In 1997, Hill et al.  identified prions in tonsillar tissue, highlighting the risk of cross-contamination and iatrogenic transmission of vCJD via re-usable equipment. Although the whole population of the UK has been potentially exposed to vCJD there have been no cases in which there is good evidence that contaminated surgical equipment has been responsible for the spread of the disease . It has been recommended that a single-use bougie should be used to assist intubation before a tonsillectomy operation . However, there would not appear to be any greater risk of contamination of the bougie in these circumstances than for any other operation, as long as the bougie is kept separate from blood and tissue after intubation. Cuppit  demonstrated microbial contamination on 45% of re-usable bougies or their storage containers, and commented that use of disposable bougies is cheaper as well as being good clinical practice. In one study, protein deposits were detected on cleaned re-usable equipment . However, before we convert to using single-use devices, we should be provided with evidence of both their efficacy and their safety. The Medical Devices Agency recently warned of the potential problems with single-use devices . The Department of Health has advised a return to re-usable non-disposable equipment for tonsillectomy. The need for mass production of single-use devices has been met by producing cheaper but poorer quality products. These products are often introduced into clinical practice without adequate evaluation of their clinical effectiveness.
The risk of infection should not be ignored; however, the effectiveness and quality of equipment also needs to be considered.
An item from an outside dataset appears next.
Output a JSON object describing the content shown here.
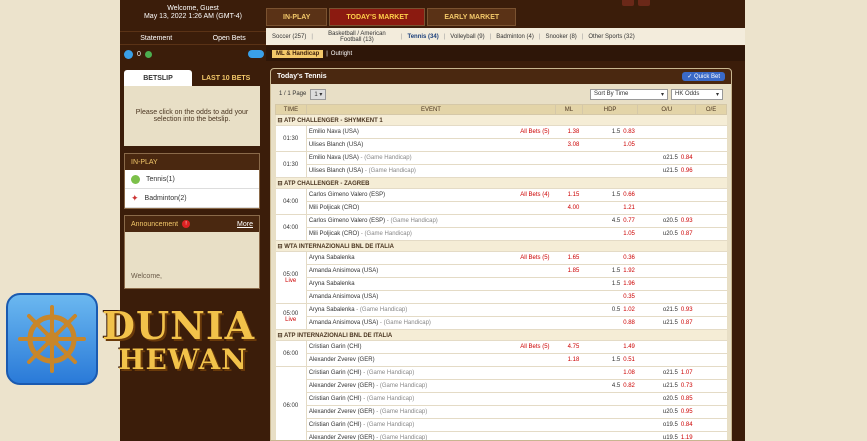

The President of the Royal College of Anaesthetists has pointed out that ‘hypoxia threatens lives in minutes, haemorrhage in hours and tonsillar prions (maybe) in decades’. Our study suggests that the single-use bougie is an inferior alternative to the currently used multiple-use bougie, and highlights a need for improved design of the single-use bougie.
We thank Emeritus Professor W. W. Mapleson for his help in preparation of this manuscript.